Glen Rice Jr. is the most unique case in this year's class. Rice got kicked off the Georgia Tech basketball team following his junior season after multiple suspensions. Rather than transfer to another school or enter the 2012 NBA Draft, Rice decided to enter the NBA D-League draft in order to recoup his image and revive his draft stock.
Georgia Tech Career Per Game Statistics
Georgia Tech Career Advanced Statistics
RGV Per Game Statistics as a Starter
*Averaged 29 PPG, 11.5 RPG, 4 APG, 3 SPG and 3 BPG in two game D-League Finals (won championship)

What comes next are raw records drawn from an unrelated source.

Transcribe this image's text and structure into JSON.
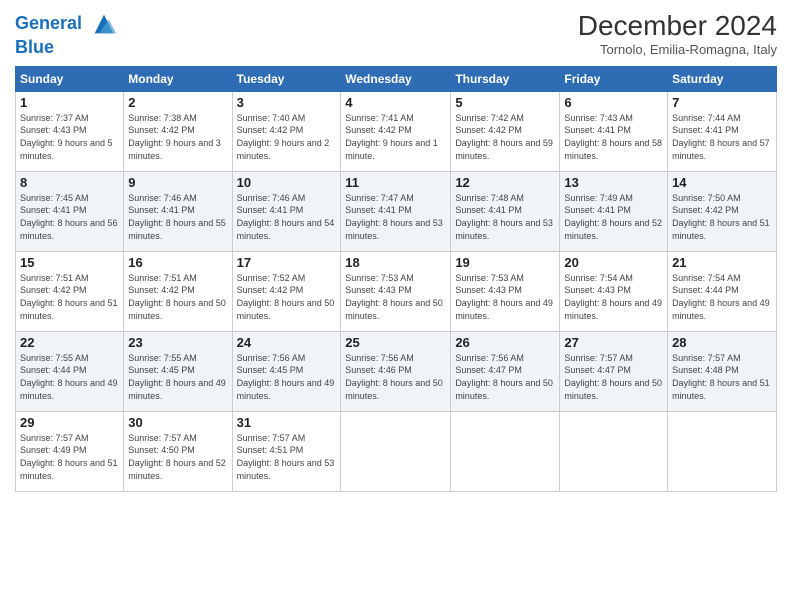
{
  "header": {
    "logo_line1": "General",
    "logo_line2": "Blue",
    "title": "December 2024",
    "location": "Tornolo, Emilia-Romagna, Italy"
  },
  "days_of_week": [
    "Sunday",
    "Monday",
    "Tuesday",
    "Wednesday",
    "Thursday",
    "Friday",
    "Saturday"
  ],
  "weeks": [
    [
      {
        "day": "1",
        "sunrise": "7:37 AM",
        "sunset": "4:43 PM",
        "daylight": "9 hours and 5 minutes."
      },
      {
        "day": "2",
        "sunrise": "7:38 AM",
        "sunset": "4:42 PM",
        "daylight": "9 hours and 3 minutes."
      },
      {
        "day": "3",
        "sunrise": "7:40 AM",
        "sunset": "4:42 PM",
        "daylight": "9 hours and 2 minutes."
      },
      {
        "day": "4",
        "sunrise": "7:41 AM",
        "sunset": "4:42 PM",
        "daylight": "9 hours and 1 minute."
      },
      {
        "day": "5",
        "sunrise": "7:42 AM",
        "sunset": "4:42 PM",
        "daylight": "8 hours and 59 minutes."
      },
      {
        "day": "6",
        "sunrise": "7:43 AM",
        "sunset": "4:41 PM",
        "daylight": "8 hours and 58 minutes."
      },
      {
        "day": "7",
        "sunrise": "7:44 AM",
        "sunset": "4:41 PM",
        "daylight": "8 hours and 57 minutes."
      }
    ],
    [
      {
        "day": "8",
        "sunrise": "7:45 AM",
        "sunset": "4:41 PM",
        "daylight": "8 hours and 56 minutes."
      },
      {
        "day": "9",
        "sunrise": "7:46 AM",
        "sunset": "4:41 PM",
        "daylight": "8 hours and 55 minutes."
      },
      {
        "day": "10",
        "sunrise": "7:46 AM",
        "sunset": "4:41 PM",
        "daylight": "8 hours and 54 minutes."
      },
      {
        "day": "11",
        "sunrise": "7:47 AM",
        "sunset": "4:41 PM",
        "daylight": "8 hours and 53 minutes."
      },
      {
        "day": "12",
        "sunrise": "7:48 AM",
        "sunset": "4:41 PM",
        "daylight": "8 hours and 53 minutes."
      },
      {
        "day": "13",
        "sunrise": "7:49 AM",
        "sunset": "4:41 PM",
        "daylight": "8 hours and 52 minutes."
      },
      {
        "day": "14",
        "sunrise": "7:50 AM",
        "sunset": "4:42 PM",
        "daylight": "8 hours and 51 minutes."
      }
    ],
    [
      {
        "day": "15",
        "sunrise": "7:51 AM",
        "sunset": "4:42 PM",
        "daylight": "8 hours and 51 minutes."
      },
      {
        "day": "16",
        "sunrise": "7:51 AM",
        "sunset": "4:42 PM",
        "daylight": "8 hours and 50 minutes."
      },
      {
        "day": "17",
        "sunrise": "7:52 AM",
        "sunset": "4:42 PM",
        "daylight": "8 hours and 50 minutes."
      },
      {
        "day": "18",
        "sunrise": "7:53 AM",
        "sunset": "4:43 PM",
        "daylight": "8 hours and 50 minutes."
      },
      {
        "day": "19",
        "sunrise": "7:53 AM",
        "sunset": "4:43 PM",
        "daylight": "8 hours and 49 minutes."
      },
      {
        "day": "20",
        "sunrise": "7:54 AM",
        "sunset": "4:43 PM",
        "daylight": "8 hours and 49 minutes."
      },
      {
        "day": "21",
        "sunrise": "7:54 AM",
        "sunset": "4:44 PM",
        "daylight": "8 hours and 49 minutes."
      }
    ],
    [
      {
        "day": "22",
        "sunrise": "7:55 AM",
        "sunset": "4:44 PM",
        "daylight": "8 hours and 49 minutes."
      },
      {
        "day": "23",
        "sunrise": "7:55 AM",
        "sunset": "4:45 PM",
        "daylight": "8 hours and 49 minutes."
      },
      {
        "day": "24",
        "sunrise": "7:56 AM",
        "sunset": "4:45 PM",
        "daylight": "8 hours and 49 minutes."
      },
      {
        "day": "25",
        "sunrise": "7:56 AM",
        "sunset": "4:46 PM",
        "daylight": "8 hours and 50 minutes."
      },
      {
        "day": "26",
        "sunrise": "7:56 AM",
        "sunset": "4:47 PM",
        "daylight": "8 hours and 50 minutes."
      },
      {
        "day": "27",
        "sunrise": "7:57 AM",
        "sunset": "4:47 PM",
        "daylight": "8 hours and 50 minutes."
      },
      {
        "day": "28",
        "sunrise": "7:57 AM",
        "sunset": "4:48 PM",
        "daylight": "8 hours and 51 minutes."
      }
    ],
    [
      {
        "day": "29",
        "sunrise": "7:57 AM",
        "sunset": "4:49 PM",
        "daylight": "8 hours and 51 minutes."
      },
      {
        "day": "30",
        "sunrise": "7:57 AM",
        "sunset": "4:50 PM",
        "daylight": "8 hours and 52 minutes."
      },
      {
        "day": "31",
        "sunrise": "7:57 AM",
        "sunset": "4:51 PM",
        "daylight": "8 hours and 53 minutes."
      },
      null,
      null,
      null,
      null
    ]
  ]
}
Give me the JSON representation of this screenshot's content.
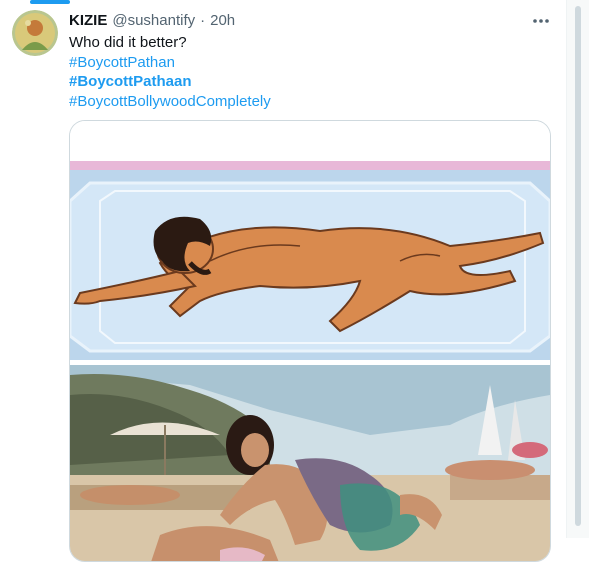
{
  "tweet": {
    "display_name": "KIZIE",
    "handle": "@sushantify",
    "separator": "·",
    "time": "20h",
    "text": "Who did it better?",
    "hashtags": [
      {
        "text": "#BoycottPathan",
        "bold": false
      },
      {
        "text": "#BoycottPathaan",
        "bold": true
      },
      {
        "text": "#BoycottBollywoodCompletely",
        "bold": false
      }
    ]
  },
  "colors": {
    "link": "#1d9bf0",
    "secondary_text": "#536471",
    "border": "#cfd9de"
  },
  "icons": {
    "more": "more-dots-icon",
    "avatar": "avatar-image"
  }
}
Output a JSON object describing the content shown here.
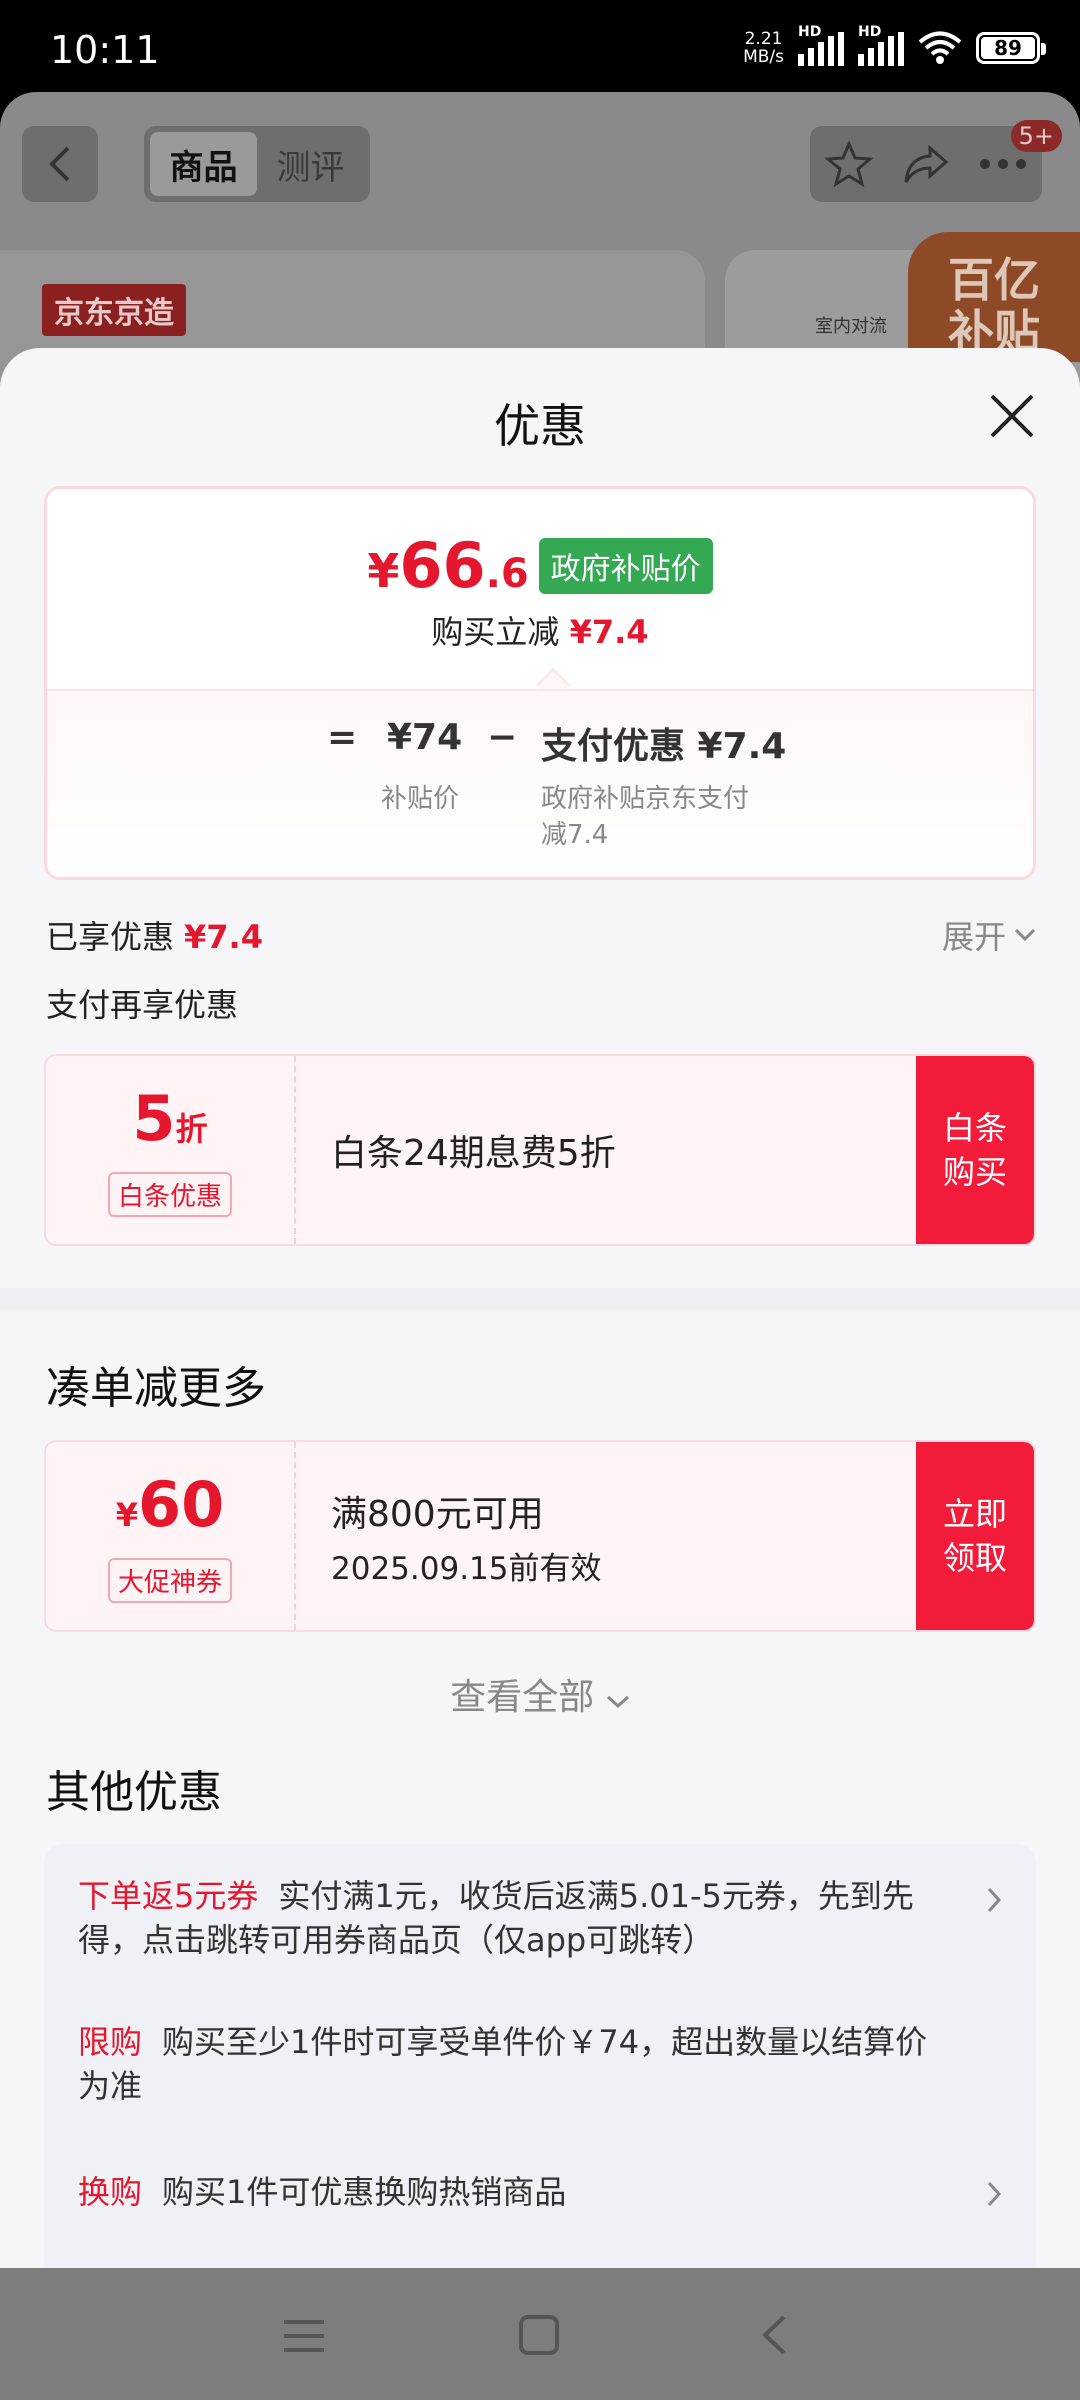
{
  "status_bar": {
    "time": "10:11",
    "net_speed_value": "2.21",
    "net_speed_unit": "MB/s",
    "sim1": "HD",
    "sim2": "HD",
    "battery": "89"
  },
  "background_page": {
    "tabs": [
      "商品",
      "测评"
    ],
    "badge": "5+",
    "brand_logo": "京东京造",
    "subsidy_label_line1": "百亿",
    "subsidy_label_line2": "补贴",
    "small_text": "室内对流"
  },
  "sheet": {
    "title": "优惠",
    "price": {
      "currency": "¥",
      "integer": "66",
      "decimal": ".6",
      "tag": "政府补贴价",
      "reduce_label": "购买立减",
      "reduce_amount": "¥7.4"
    },
    "breakdown": {
      "eq": "=",
      "subsidy_value": "¥74",
      "subsidy_label": "补贴价",
      "minus": "−",
      "pay_value": "支付优惠 ¥7.4",
      "pay_label_line1": "政府补贴京东支付",
      "pay_label_line2": "减7.4"
    },
    "enjoyed_label": "已享优惠",
    "enjoyed_amount": "¥7.4",
    "expand_label": "展开",
    "pay_again_label": "支付再享优惠",
    "baitiao": {
      "value": "5",
      "unit": "折",
      "tag": "白条优惠",
      "desc": "白条24期息费5折",
      "button": "白条购买"
    },
    "more_title": "凑单减更多",
    "coupon": {
      "currency": "¥",
      "value": "60",
      "tag": "大促神券",
      "desc": "满800元可用",
      "expiry": "2025.09.15前有效",
      "button": "立即领取"
    },
    "view_all": "查看全部",
    "other_title": "其他优惠",
    "other": [
      {
        "label": "下单返5元券",
        "text": "实付满1元，收货后返满5.01-5元券，先到先得，点击跳转可用券商品页（仅app可跳转）"
      },
      {
        "label": "限购",
        "text": "购买至少1件时可享受单件价￥74，超出数量以结算价为准"
      },
      {
        "label": "换购",
        "text": "购买1件可优惠换购热销商品"
      }
    ]
  },
  "colors": {
    "accent_red": "#e5172f",
    "button_red": "#f21c3a",
    "gov_green": "#34a853"
  }
}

After a productive year free of any off the court issues Rice is ready to make the jump to the big leagues.
- Athleticism - very explosive athlete and has a strong frame which allows him to finish around the basket well
- Shooting stroke - Not quite as good of a shooter as his dad, but he's still a very good shooter who can hit while spotting up as well as off the dribble
- Overall scoring ability - can score in a variety of ways: in transition, attacking the basket off the dribble, in the post, as a catch-and-shooter and an off-ball slasher
- Experience - spent the last year playing, an having success against, grown men; shorter learning curve to adjust to the NBA game
- Character concerns - multiple suspensions in college, legal problems, kicked off the team; overall immaturity
- Defense - lack of foot speed; lack of effort; coasts on athleticism on the boards
Rice is a NBA-ready scorer and would be a solid fit for the Suns at No. 30. He appears to have moved on from his college immaturity which is the stem of his red flags. If Rice is available, he'd be a great pick for the Suns for many of the same reasons that I outlined above with Crabbe.